A brain natriuretic peptide (BNP) test measures the amount of the BNP hormone in your blood. BNP is made by your heart and tells how well your heart is working. Normally, only a low amount of BNP is found in your blood. However, if your heart has to work harder over a long period of time, such as from heart failure, the heart releases more BNP and the blood level of BNP will get higher. The BNP level may drop when treatment for heart failure is working.
Albumin is a protein in the body. Decreased levels of this protein may indicate that fluid buildup in the body is caused by an intestinal disorder (hypoalbuminemia), a liver problem, or kidney disease.
Thyroid hormone measurements may be needed if you have a rapid, irregular heartbeat (atrial fibrillation), have evidence of thyroid disease, or are older than 65. Abnormal findings may be a sign that heart failure is caused or made worse by an underactive thyroid (hypothyroidism) or an overactive thyroid (hyperthyroidism).
Protein or red blood cells in the urine may indicate a kidney disorder.
Fasting blood glucose
A fasting blood glucose test measures the amount of glucose in your blood after you have not eaten for at least 8 hours.

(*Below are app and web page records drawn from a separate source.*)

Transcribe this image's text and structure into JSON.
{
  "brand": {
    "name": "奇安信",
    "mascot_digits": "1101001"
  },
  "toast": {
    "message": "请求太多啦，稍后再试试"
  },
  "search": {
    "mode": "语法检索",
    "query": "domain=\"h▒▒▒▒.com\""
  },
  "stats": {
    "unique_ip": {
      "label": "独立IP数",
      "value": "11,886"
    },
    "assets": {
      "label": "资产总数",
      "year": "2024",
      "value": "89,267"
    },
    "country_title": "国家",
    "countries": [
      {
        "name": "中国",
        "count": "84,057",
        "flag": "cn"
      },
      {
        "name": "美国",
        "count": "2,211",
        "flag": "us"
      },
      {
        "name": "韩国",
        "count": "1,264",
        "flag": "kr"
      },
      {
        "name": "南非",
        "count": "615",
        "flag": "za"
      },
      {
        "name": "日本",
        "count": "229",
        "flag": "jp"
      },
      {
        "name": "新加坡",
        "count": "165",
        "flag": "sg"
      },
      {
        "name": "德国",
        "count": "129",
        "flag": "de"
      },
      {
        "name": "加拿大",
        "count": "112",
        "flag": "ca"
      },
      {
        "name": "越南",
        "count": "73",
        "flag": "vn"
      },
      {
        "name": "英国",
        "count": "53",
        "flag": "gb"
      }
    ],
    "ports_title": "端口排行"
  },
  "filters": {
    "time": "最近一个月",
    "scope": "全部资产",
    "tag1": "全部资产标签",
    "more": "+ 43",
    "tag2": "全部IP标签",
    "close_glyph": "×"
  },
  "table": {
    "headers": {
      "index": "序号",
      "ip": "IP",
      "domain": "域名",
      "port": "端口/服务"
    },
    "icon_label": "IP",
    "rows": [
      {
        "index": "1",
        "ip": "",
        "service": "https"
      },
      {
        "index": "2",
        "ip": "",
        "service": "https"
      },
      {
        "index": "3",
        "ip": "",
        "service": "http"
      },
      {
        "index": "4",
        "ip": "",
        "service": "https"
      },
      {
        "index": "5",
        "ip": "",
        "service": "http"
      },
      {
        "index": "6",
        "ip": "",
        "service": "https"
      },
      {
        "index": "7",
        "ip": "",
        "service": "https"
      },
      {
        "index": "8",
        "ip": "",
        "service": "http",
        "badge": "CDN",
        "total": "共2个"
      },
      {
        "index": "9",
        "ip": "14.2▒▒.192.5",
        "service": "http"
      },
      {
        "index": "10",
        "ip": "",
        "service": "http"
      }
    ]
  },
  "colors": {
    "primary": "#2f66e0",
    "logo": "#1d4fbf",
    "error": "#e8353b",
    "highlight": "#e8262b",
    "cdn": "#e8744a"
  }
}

Glucose is a natural sugar in the body that is used for energy. High levels of glucose in the blood may indicate diabetes.
A lipid panel is a blood test that measures lipids—fats and fatty substances used as a source of energy in your body. Lipids include cholesterol, triglycerides, high-density lipoprotein (HDL), and low-density lipoprotein (LDL).

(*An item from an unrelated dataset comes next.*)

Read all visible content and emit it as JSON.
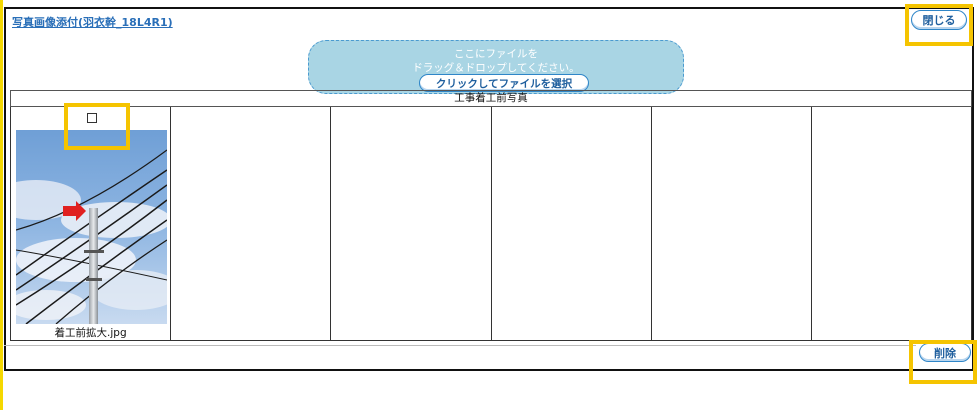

Liver function tests (SGOT, SGPT)
Liver function tests include a variety of tests that measure certain enzymes and other substances produced by the liver. If the levels of these substances are high, it may indicate damage or disease in the liver. Heart failure may also cause fluid buildup in the liver, which also may cause elevated liver function test results. For more information, see the medical tests Alanine Aminotransferase, Alkaline Phosphatase, and Aspartate Aminotransferase.
People with heart failure need to maintain the concentration of electrolytes in the blood (particularly sodium, potassium, and magnesium). This is especially true for people who take diuretics, which can lower sodium, magnesium, or potassium levels in the blood if the dose is too high. Other medicines such as ACE inhibitors, by contrast, can cause high potassium levels.

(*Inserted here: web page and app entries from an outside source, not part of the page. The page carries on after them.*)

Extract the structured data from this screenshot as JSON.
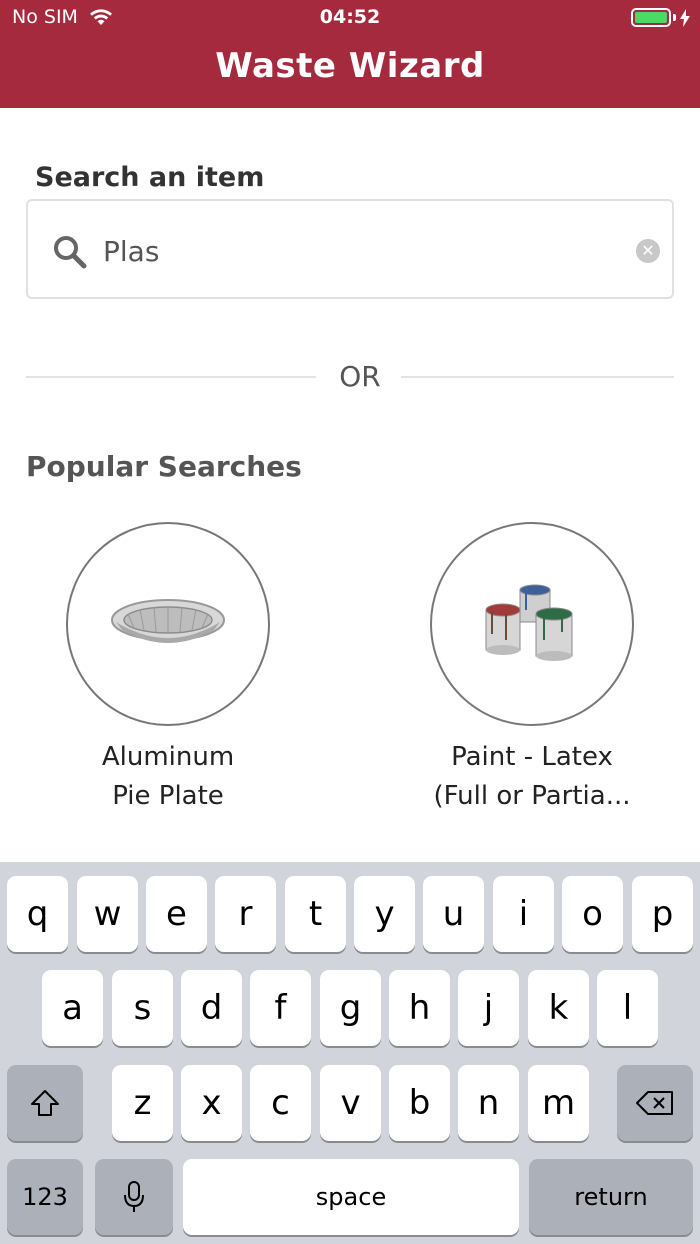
{
  "status_bar": {
    "carrier": "No SIM",
    "time": "04:52"
  },
  "header": {
    "title": "Waste Wizard"
  },
  "search": {
    "label": "Search an item",
    "value": "Plas"
  },
  "divider": {
    "text": "OR"
  },
  "popular": {
    "title": "Popular Searches",
    "items": [
      {
        "line1": "Aluminum",
        "line2": "Pie Plate"
      },
      {
        "line1": "Paint - Latex",
        "line2": "(Full or Partia..."
      }
    ]
  },
  "keyboard": {
    "row1": [
      "q",
      "w",
      "e",
      "r",
      "t",
      "y",
      "u",
      "i",
      "o",
      "p"
    ],
    "row2": [
      "a",
      "s",
      "d",
      "f",
      "g",
      "h",
      "j",
      "k",
      "l"
    ],
    "row3": [
      "z",
      "x",
      "c",
      "v",
      "b",
      "n",
      "m"
    ],
    "numbers_label": "123",
    "space_label": "space",
    "return_label": "return"
  },
  "colors": {
    "header": "#a52a3e",
    "battery": "#4cd964",
    "keyboard_bg": "#d1d4da"
  }
}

Your electrolytes should be checked regularly, particularly if your symptoms are changing or if your medicines are being adjusted.
Prothrombin time (PT)/partial thromboplastin time (PTT)
PT/PTT measures how long it takes for your blood to clot. If you need to take warfarin (a blood thinner) because you are at risk for stroke, you will need to monitor your PT regularly to make sure that you are taking the correct dose of warfarin. A method of standardizing prothrombin time results, called the international normalized ratio (INR) system, is used to compare prothrombin time results among labs using different test methods. Using the INR system, treatment to prevent blood clots (anticoagulant therapy) remains consistent even if a person has the test done at different labs.
If you are a sexually active woman of childbearing age and have new symptoms of heart failure, your doctor may order a pregnancy test. Pregnancy can occasionally cause heart failure, and pregnancy and childbirth may be dangerous for a woman with severe heart failure, particularly if the heart failure is caused by mitral valve stenosis or other obstructive heart disease.